Exercise instructions:
The entries must be retyped exactly, down to the last line.

──────── Listed entries

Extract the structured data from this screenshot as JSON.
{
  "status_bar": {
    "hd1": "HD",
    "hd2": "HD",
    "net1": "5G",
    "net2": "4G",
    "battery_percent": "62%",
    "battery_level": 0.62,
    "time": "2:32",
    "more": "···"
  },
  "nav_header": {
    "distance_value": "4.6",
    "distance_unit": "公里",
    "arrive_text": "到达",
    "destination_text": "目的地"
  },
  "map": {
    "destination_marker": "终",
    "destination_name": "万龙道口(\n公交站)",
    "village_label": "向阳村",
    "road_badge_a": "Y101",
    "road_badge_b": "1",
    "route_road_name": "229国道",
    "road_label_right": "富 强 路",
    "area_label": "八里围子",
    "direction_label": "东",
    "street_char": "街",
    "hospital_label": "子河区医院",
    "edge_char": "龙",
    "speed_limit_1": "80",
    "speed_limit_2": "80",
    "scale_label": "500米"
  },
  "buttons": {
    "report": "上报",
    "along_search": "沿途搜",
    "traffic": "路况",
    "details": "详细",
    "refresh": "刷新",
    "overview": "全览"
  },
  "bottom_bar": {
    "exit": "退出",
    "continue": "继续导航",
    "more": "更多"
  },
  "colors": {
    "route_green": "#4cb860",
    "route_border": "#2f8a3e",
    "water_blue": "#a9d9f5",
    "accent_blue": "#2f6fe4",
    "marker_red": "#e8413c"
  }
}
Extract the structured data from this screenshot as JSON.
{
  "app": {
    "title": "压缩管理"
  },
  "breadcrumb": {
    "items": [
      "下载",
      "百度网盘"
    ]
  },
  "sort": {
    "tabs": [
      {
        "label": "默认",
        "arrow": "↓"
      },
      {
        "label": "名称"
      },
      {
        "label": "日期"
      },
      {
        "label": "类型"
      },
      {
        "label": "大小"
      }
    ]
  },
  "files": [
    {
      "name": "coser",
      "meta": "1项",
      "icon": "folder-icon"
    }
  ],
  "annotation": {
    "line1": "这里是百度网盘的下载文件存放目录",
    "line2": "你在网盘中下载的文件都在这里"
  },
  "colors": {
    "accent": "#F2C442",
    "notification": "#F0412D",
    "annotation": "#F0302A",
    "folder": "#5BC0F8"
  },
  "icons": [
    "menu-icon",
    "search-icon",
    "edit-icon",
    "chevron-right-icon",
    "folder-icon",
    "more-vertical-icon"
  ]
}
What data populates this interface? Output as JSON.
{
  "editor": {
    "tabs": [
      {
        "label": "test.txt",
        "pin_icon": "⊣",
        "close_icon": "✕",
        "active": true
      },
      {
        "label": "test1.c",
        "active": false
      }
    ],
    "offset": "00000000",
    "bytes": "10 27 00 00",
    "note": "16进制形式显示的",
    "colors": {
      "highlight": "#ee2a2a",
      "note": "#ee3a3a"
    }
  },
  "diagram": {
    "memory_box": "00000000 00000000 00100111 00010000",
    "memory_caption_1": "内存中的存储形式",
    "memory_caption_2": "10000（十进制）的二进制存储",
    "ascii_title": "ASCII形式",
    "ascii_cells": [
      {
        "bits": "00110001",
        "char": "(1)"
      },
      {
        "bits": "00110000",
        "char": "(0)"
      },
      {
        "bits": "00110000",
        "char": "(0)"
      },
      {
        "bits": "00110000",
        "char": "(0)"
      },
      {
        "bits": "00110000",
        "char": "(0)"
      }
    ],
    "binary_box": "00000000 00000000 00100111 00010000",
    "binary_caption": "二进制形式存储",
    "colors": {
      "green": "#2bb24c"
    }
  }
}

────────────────

Response below:
Extract the structured data from this screenshot as JSON.
{
  "status_bar": {
    "hd1": "HD",
    "hd2": "HD",
    "net1": "5G",
    "net2": "4G",
    "battery_percent": "62%",
    "battery_level": 0.62,
    "time": "2:32",
    "more": "···"
  },
  "nav_header": {
    "distance_value": "4.6",
    "distance_unit": "公里",
    "arrive_text": "到达",
    "destination_text": "目的地"
  },
  "map": {
    "destination_marker": "终",
    "destination_name": "万龙道口(\n公交站)",
    "village_label": "向阳村",
    "road_badge_a": "Y101",
    "road_badge_b": "1",
    "route_road_name": "229国道",
    "road_label_right": "富 强 路",
    "area_label": "八里围子",
    "direction_label": "东",
    "street_char": "街",
    "hospital_label": "子河区医院",
    "edge_char": "龙",
    "speed_limit_1": "80",
    "speed_limit_2": "80",
    "scale_label": "500米"
  },
  "buttons": {
    "report": "上报",
    "along_search": "沿途搜",
    "traffic": "路况",
    "details": "详细",
    "refresh": "刷新",
    "overview": "全览"
  },
  "bottom_bar": {
    "exit": "退出",
    "continue": "继续导航",
    "more": "更多"
  },
  "colors": {
    "route_green": "#4cb860",
    "route_border": "#2f8a3e",
    "water_blue": "#a9d9f5",
    "accent_blue": "#2f6fe4",
    "marker_red": "#e8413c"
  }
}
Extract the structured data from this screenshot as JSON.
{
  "app": {
    "title": "压缩管理"
  },
  "breadcrumb": {
    "items": [
      "下载",
      "百度网盘"
    ]
  },
  "sort": {
    "tabs": [
      {
        "label": "默认",
        "arrow": "↓"
      },
      {
        "label": "名称"
      },
      {
        "label": "日期"
      },
      {
        "label": "类型"
      },
      {
        "label": "大小"
      }
    ]
  },
  "files": [
    {
      "name": "coser",
      "meta": "1项",
      "icon": "folder-icon"
    }
  ],
  "annotation": {
    "line1": "这里是百度网盘的下载文件存放目录",
    "line2": "你在网盘中下载的文件都在这里"
  },
  "colors": {
    "accent": "#F2C442",
    "notification": "#F0412D",
    "annotation": "#F0302A",
    "folder": "#5BC0F8"
  },
  "icons": [
    "menu-icon",
    "search-icon",
    "edit-icon",
    "chevron-right-icon",
    "folder-icon",
    "more-vertical-icon"
  ]
}
What data populates this interface? Output as JSON.
{
  "editor": {
    "tabs": [
      {
        "label": "test.txt",
        "pin_icon": "⊣",
        "close_icon": "✕",
        "active": true
      },
      {
        "label": "test1.c",
        "active": false
      }
    ],
    "offset": "00000000",
    "bytes": "10 27 00 00",
    "note": "16进制形式显示的",
    "colors": {
      "highlight": "#ee2a2a",
      "note": "#ee3a3a"
    }
  },
  "diagram": {
    "memory_box": "00000000 00000000 00100111 00010000",
    "memory_caption_1": "内存中的存储形式",
    "memory_caption_2": "10000（十进制）的二进制存储",
    "ascii_title": "ASCII形式",
    "ascii_cells": [
      {
        "bits": "00110001",
        "char": "(1)"
      },
      {
        "bits": "00110000",
        "char": "(0)"
      },
      {
        "bits": "00110000",
        "char": "(0)"
      },
      {
        "bits": "00110000",
        "char": "(0)"
      },
      {
        "bits": "00110000",
        "char": "(0)"
      }
    ],
    "binary_box": "00000000 00000000 00100111 00010000",
    "binary_caption": "二进制形式存储",
    "colors": {
      "green": "#2bb24c"
    }
  }
}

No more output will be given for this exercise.